Don’t know your MOP from your COP? You’re not alone. United Nations conferences are awash with organizational and procedural monikers containing more letters than a Welsh train station sign.
The following is a primer on COP10 acronyms; learn them all and you just might be awarded a coveted position with the U.N. CBD COP SBSTTA (Subsidiary Body on Scientific, Technical and Technological Advice, an advisory group assisting the biodiversity convention).
Access and Benefit-Sharing. At COP10, delegates are striving to finalize regulations governing access to genetic resources (such as plant compounds that can be used for new medicines) and the equitable sharing of proceeds arising from them. However, developed and developing nations remain divided over the details.
Convention on Biological Diversity, which provides a global legal framework for action on biodiversity.
Tenth meeting of the Conference of the Parties, the CBD’s governing party, which meets every few years to review progress in implementing the CBD and decides on new programs and policies. Currently being held from Oct. 18-29 in Nagoya.

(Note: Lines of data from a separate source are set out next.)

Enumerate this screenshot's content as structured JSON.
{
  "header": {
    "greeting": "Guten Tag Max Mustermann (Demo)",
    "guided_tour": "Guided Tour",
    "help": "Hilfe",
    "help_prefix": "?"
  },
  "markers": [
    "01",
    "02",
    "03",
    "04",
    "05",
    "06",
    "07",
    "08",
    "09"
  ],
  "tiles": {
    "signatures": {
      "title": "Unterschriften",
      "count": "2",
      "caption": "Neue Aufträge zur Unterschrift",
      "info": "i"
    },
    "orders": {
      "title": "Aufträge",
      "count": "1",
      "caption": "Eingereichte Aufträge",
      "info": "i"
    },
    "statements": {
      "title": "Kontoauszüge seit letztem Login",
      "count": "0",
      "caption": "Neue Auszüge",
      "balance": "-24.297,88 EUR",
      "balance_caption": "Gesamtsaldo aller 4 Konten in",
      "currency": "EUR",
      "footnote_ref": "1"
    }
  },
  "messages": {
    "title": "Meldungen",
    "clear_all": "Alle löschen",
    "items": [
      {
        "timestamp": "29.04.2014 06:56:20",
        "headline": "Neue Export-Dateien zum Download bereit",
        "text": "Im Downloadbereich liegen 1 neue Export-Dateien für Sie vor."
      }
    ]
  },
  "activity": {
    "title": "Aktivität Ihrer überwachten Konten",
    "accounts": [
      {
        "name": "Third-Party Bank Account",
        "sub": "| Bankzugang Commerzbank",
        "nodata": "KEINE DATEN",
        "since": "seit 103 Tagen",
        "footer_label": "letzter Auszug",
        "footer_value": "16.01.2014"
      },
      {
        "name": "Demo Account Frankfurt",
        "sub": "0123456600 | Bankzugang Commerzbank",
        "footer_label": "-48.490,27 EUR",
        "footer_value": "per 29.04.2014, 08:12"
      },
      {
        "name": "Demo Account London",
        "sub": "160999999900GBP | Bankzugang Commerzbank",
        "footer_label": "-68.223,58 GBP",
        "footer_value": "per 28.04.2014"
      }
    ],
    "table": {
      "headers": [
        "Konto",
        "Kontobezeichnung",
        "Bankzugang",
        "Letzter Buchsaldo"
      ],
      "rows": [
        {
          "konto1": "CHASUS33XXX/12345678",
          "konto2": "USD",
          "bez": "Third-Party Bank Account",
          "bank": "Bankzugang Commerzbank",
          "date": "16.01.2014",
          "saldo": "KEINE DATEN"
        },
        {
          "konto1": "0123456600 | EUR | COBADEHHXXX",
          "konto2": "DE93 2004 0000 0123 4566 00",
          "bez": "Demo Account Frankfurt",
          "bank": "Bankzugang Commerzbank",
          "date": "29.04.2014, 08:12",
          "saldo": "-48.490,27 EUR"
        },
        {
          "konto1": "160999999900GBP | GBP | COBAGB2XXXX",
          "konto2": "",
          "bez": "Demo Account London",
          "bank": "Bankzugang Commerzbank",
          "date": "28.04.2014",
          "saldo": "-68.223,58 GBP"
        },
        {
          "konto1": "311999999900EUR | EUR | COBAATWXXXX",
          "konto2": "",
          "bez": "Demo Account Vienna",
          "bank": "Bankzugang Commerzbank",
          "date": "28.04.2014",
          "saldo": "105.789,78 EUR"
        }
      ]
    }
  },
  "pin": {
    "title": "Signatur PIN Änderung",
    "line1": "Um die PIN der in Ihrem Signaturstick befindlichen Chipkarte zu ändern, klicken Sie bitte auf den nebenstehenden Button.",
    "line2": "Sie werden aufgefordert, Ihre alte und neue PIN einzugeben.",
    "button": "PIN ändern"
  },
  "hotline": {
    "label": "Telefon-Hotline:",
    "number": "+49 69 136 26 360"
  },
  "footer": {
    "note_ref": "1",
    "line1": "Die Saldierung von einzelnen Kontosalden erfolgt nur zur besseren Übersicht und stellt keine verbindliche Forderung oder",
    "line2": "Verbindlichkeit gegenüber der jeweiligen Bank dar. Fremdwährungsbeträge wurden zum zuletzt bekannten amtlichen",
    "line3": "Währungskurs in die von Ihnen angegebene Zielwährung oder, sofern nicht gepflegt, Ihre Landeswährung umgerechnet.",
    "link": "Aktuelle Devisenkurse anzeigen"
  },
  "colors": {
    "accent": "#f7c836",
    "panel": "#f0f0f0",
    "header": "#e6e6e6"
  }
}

Intergovernmental Panel on Climate Change. The scientific body that informs climate change policymaking. The hope is that COP10 will create something similar for biodiversity.

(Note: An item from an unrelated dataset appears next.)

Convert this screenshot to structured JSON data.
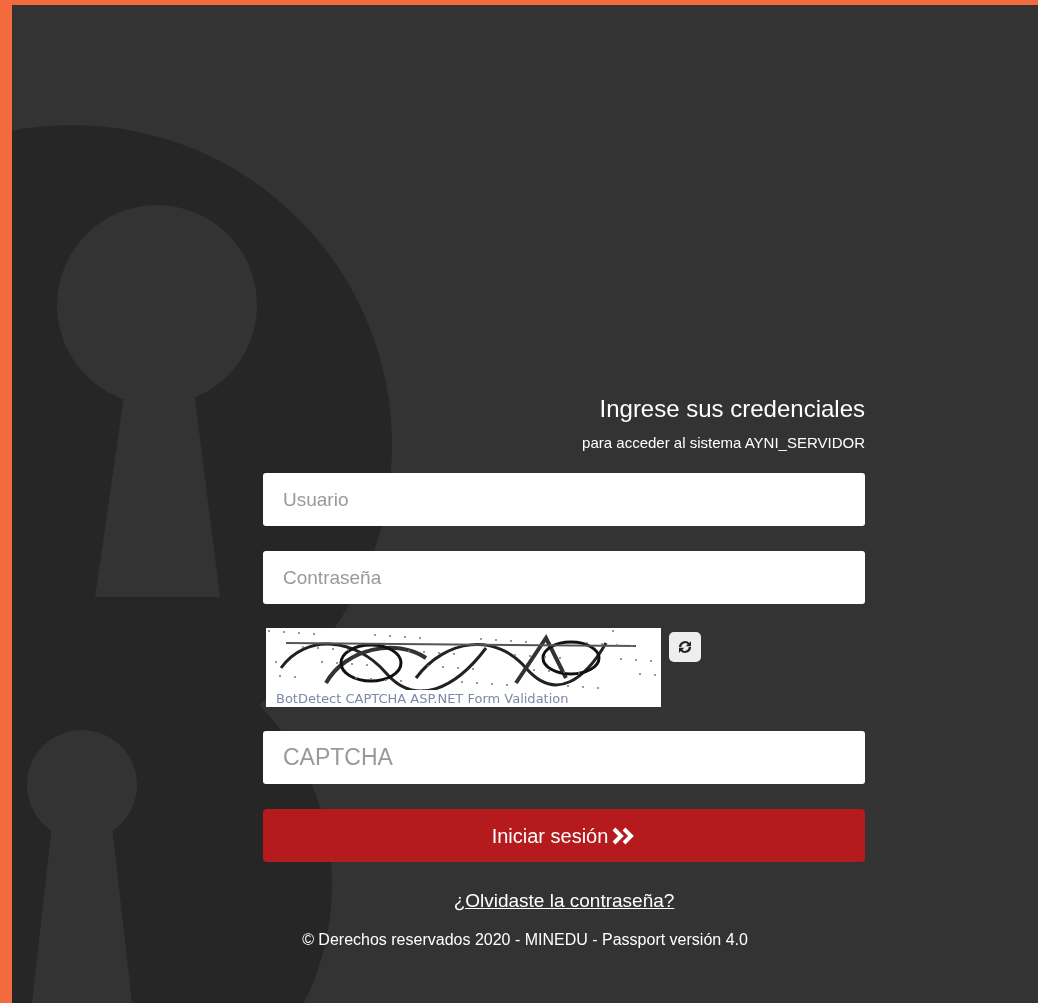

Intellectual Property Rights. COP10 will examine sharing IPRs for genetic resources in developing nations between pharmaceutical or other multinational companies and indigenous communities.
International Union for the Conservation of Nature. The largest, most respected environmental conservation NGO (see below), comprising 11,000 volunteer scientists.
Fifth Meeting of the Conference of the Parties serving as the meeting of the Parties to the Cartagena Protocol on Biosafety. From Oct. 11-15, member government delegates thrashed out issues related to living genetically modified organisms (LMOs) such as seeds and genetically engineered fish. The Cartegena Protocol on Biosafety, which came into force in 2003, governs the handling, transport and packaging of LMOs.
National Biodiversity Strategy and Action Plans. The CBD calls on all nations to develop their own plan for conserving biodiversity, and 177 have done so (including Japan, four times); the United States, which has not ratified the CBD treaty, is not included, although it has passed some thorough species-conservation and recovery policies.
Non-Governmental Organizations (also collectively referred to as “civil society”). Although they lack official standing, NGOs wield increasing clout at environmental conferences. Major biodiversity-linked groups include the IUCN, World Wildlife Fund, Greenpeace and the Nature Conservancy.
In a time of both misinformation and too much information, quality journalism is more crucial than ever.
By subscribing, you can help us get the story right.